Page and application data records
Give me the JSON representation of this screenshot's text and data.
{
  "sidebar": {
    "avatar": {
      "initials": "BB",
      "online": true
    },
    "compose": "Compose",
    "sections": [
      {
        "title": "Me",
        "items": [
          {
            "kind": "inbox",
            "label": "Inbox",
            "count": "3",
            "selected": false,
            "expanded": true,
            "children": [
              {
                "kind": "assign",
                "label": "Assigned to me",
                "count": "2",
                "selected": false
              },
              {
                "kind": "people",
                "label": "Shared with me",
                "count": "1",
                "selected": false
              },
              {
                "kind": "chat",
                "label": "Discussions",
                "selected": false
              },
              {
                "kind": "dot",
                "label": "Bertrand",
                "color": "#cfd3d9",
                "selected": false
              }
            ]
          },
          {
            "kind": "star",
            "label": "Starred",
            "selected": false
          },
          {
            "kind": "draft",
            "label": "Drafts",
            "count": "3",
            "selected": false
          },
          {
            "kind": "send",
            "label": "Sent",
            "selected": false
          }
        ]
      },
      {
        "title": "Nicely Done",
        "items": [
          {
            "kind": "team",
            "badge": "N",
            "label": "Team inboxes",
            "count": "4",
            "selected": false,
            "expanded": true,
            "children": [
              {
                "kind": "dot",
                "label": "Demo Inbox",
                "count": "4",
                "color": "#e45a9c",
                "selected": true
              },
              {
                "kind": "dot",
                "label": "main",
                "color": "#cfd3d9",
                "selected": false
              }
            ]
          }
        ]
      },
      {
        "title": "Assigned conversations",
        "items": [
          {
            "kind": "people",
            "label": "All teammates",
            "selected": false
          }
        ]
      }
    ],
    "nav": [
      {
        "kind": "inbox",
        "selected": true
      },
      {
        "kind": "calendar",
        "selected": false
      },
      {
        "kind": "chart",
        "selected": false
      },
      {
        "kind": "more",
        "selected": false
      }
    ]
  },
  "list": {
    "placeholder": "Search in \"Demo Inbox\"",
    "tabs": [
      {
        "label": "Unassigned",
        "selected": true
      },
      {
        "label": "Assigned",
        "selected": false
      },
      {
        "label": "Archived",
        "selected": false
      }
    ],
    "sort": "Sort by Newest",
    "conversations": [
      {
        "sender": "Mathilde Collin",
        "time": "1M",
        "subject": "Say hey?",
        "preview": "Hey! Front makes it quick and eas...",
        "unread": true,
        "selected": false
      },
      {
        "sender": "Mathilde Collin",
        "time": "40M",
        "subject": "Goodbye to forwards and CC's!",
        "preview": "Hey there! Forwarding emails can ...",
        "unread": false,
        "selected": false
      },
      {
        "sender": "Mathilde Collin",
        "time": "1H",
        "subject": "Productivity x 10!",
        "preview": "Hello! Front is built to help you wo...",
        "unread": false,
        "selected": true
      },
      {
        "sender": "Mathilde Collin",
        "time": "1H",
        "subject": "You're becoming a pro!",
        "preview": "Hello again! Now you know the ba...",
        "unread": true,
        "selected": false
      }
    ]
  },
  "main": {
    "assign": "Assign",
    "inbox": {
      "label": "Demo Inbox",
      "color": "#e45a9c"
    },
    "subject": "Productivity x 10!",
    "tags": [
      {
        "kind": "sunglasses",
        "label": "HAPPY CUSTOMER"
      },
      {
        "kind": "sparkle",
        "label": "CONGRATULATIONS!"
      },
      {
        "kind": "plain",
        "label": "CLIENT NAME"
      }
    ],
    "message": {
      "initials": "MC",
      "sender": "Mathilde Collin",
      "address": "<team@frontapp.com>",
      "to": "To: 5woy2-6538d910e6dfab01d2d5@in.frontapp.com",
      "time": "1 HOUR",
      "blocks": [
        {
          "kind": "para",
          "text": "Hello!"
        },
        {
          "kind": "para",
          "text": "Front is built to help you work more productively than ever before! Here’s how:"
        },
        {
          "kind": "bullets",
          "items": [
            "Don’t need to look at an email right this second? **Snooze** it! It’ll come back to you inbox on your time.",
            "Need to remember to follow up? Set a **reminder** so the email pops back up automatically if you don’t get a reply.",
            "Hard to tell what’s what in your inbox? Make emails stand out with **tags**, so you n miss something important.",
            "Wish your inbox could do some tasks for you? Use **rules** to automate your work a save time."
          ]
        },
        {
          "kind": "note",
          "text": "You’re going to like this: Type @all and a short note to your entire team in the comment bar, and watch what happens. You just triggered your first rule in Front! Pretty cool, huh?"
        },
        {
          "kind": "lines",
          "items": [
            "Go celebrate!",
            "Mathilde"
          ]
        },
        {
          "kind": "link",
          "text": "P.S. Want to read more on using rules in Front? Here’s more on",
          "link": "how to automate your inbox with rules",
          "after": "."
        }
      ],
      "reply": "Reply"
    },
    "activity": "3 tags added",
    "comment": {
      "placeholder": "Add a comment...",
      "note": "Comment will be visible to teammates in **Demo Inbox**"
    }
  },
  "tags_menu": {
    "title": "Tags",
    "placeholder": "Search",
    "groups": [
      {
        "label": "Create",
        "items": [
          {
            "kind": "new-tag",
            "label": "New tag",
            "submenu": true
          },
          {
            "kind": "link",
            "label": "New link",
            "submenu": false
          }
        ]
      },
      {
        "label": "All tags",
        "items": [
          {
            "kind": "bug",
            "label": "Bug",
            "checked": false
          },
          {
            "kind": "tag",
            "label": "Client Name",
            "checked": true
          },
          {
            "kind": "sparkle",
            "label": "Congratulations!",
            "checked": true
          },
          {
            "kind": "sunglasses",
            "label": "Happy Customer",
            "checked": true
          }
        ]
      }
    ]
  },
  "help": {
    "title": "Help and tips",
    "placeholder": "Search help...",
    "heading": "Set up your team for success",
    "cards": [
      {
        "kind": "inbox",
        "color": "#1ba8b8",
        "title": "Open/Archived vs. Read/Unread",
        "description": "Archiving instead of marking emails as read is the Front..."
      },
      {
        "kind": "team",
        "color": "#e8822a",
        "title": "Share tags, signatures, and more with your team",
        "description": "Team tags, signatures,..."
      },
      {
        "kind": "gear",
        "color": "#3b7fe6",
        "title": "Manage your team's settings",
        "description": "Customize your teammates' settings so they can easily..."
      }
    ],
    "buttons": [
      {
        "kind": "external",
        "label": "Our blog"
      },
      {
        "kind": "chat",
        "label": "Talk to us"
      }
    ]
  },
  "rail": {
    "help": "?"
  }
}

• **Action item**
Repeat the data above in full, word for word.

• **Task response**
Give me the JSON representation of this screenshot's text and data.
{
  "sidebar": {
    "avatar": {
      "initials": "BB",
      "online": true
    },
    "compose": "Compose",
    "sections": [
      {
        "title": "Me",
        "items": [
          {
            "kind": "inbox",
            "label": "Inbox",
            "count": "3",
            "selected": false,
            "expanded": true,
            "children": [
              {
                "kind": "assign",
                "label": "Assigned to me",
                "count": "2",
                "selected": false
              },
              {
                "kind": "people",
                "label": "Shared with me",
                "count": "1",
                "selected": false
              },
              {
                "kind": "chat",
                "label": "Discussions",
                "selected": false
              },
              {
                "kind": "dot",
                "label": "Bertrand",
                "color": "#cfd3d9",
                "selected": false
              }
            ]
          },
          {
            "kind": "star",
            "label": "Starred",
            "selected": false
          },
          {
            "kind": "draft",
            "label": "Drafts",
            "count": "3",
            "selected": false
          },
          {
            "kind": "send",
            "label": "Sent",
            "selected": false
          }
        ]
      },
      {
        "title": "Nicely Done",
        "items": [
          {
            "kind": "team",
            "badge": "N",
            "label": "Team inboxes",
            "count": "4",
            "selected": false,
            "expanded": true,
            "children": [
              {
                "kind": "dot",
                "label": "Demo Inbox",
                "count": "4",
                "color": "#e45a9c",
                "selected": true
              },
              {
                "kind": "dot",
                "label": "main",
                "color": "#cfd3d9",
                "selected": false
              }
            ]
          }
        ]
      },
      {
        "title": "Assigned conversations",
        "items": [
          {
            "kind": "people",
            "label": "All teammates",
            "selected": false
          }
        ]
      }
    ],
    "nav": [
      {
        "kind": "inbox",
        "selected": true
      },
      {
        "kind": "calendar",
        "selected": false
      },
      {
        "kind": "chart",
        "selected": false
      },
      {
        "kind": "more",
        "selected": false
      }
    ]
  },
  "list": {
    "placeholder": "Search in \"Demo Inbox\"",
    "tabs": [
      {
        "label": "Unassigned",
        "selected": true
      },
      {
        "label": "Assigned",
        "selected": false
      },
      {
        "label": "Archived",
        "selected": false
      }
    ],
    "sort": "Sort by Newest",
    "conversations": [
      {
        "sender": "Mathilde Collin",
        "time": "1M",
        "subject": "Say hey?",
        "preview": "Hey! Front makes it quick and eas...",
        "unread": true,
        "selected": false
      },
      {
        "sender": "Mathilde Collin",
        "time": "40M",
        "subject": "Goodbye to forwards and CC's!",
        "preview": "Hey there! Forwarding emails can ...",
        "unread": false,
        "selected": false
      },
      {
        "sender": "Mathilde Collin",
        "time": "1H",
        "subject": "Productivity x 10!",
        "preview": "Hello! Front is built to help you wo...",
        "unread": false,
        "selected": true
      },
      {
        "sender": "Mathilde Collin",
        "time": "1H",
        "subject": "You're becoming a pro!",
        "preview": "Hello again! Now you know the ba...",
        "unread": true,
        "selected": false
      }
    ]
  },
  "main": {
    "assign": "Assign",
    "inbox": {
      "label": "Demo Inbox",
      "color": "#e45a9c"
    },
    "subject": "Productivity x 10!",
    "tags": [
      {
        "kind": "sunglasses",
        "label": "HAPPY CUSTOMER"
      },
      {
        "kind": "sparkle",
        "label": "CONGRATULATIONS!"
      },
      {
        "kind": "plain",
        "label": "CLIENT NAME"
      }
    ],
    "message": {
      "initials": "MC",
      "sender": "Mathilde Collin",
      "address": "<team@frontapp.com>",
      "to": "To: 5woy2-6538d910e6dfab01d2d5@in.frontapp.com",
      "time": "1 HOUR",
      "blocks": [
        {
          "kind": "para",
          "text": "Hello!"
        },
        {
          "kind": "para",
          "text": "Front is built to help you work more productively than ever before! Here’s how:"
        },
        {
          "kind": "bullets",
          "items": [
            "Don’t need to look at an email right this second? **Snooze** it! It’ll come back to you inbox on your time.",
            "Need to remember to follow up? Set a **reminder** so the email pops back up automatically if you don’t get a reply.",
            "Hard to tell what’s what in your inbox? Make emails stand out with **tags**, so you n miss something important.",
            "Wish your inbox could do some tasks for you? Use **rules** to automate your work a save time."
          ]
        },
        {
          "kind": "note",
          "text": "You’re going to like this: Type @all and a short note to your entire team in the comment bar, and watch what happens. You just triggered your first rule in Front! Pretty cool, huh?"
        },
        {
          "kind": "lines",
          "items": [
            "Go celebrate!",
            "Mathilde"
          ]
        },
        {
          "kind": "link",
          "text": "P.S. Want to read more on using rules in Front? Here’s more on",
          "link": "how to automate your inbox with rules",
          "after": "."
        }
      ],
      "reply": "Reply"
    },
    "activity": "3 tags added",
    "comment": {
      "placeholder": "Add a comment...",
      "note": "Comment will be visible to teammates in **Demo Inbox**"
    }
  },
  "tags_menu": {
    "title": "Tags",
    "placeholder": "Search",
    "groups": [
      {
        "label": "Create",
        "items": [
          {
            "kind": "new-tag",
            "label": "New tag",
            "submenu": true
          },
          {
            "kind": "link",
            "label": "New link",
            "submenu": false
          }
        ]
      },
      {
        "label": "All tags",
        "items": [
          {
            "kind": "bug",
            "label": "Bug",
            "checked": false
          },
          {
            "kind": "tag",
            "label": "Client Name",
            "checked": true
          },
          {
            "kind": "sparkle",
            "label": "Congratulations!",
            "checked": true
          },
          {
            "kind": "sunglasses",
            "label": "Happy Customer",
            "checked": true
          }
        ]
      }
    ]
  },
  "help": {
    "title": "Help and tips",
    "placeholder": "Search help...",
    "heading": "Set up your team for success",
    "cards": [
      {
        "kind": "inbox",
        "color": "#1ba8b8",
        "title": "Open/Archived vs. Read/Unread",
        "description": "Archiving instead of marking emails as read is the Front..."
      },
      {
        "kind": "team",
        "color": "#e8822a",
        "title": "Share tags, signatures, and more with your team",
        "description": "Team tags, signatures,..."
      },
      {
        "kind": "gear",
        "color": "#3b7fe6",
        "title": "Manage your team's settings",
        "description": "Customize your teammates' settings so they can easily..."
      }
    ],
    "buttons": [
      {
        "kind": "external",
        "label": "Our blog"
      },
      {
        "kind": "chat",
        "label": "Talk to us"
      }
    ]
  },
  "rail": {
    "help": "?"
  }
}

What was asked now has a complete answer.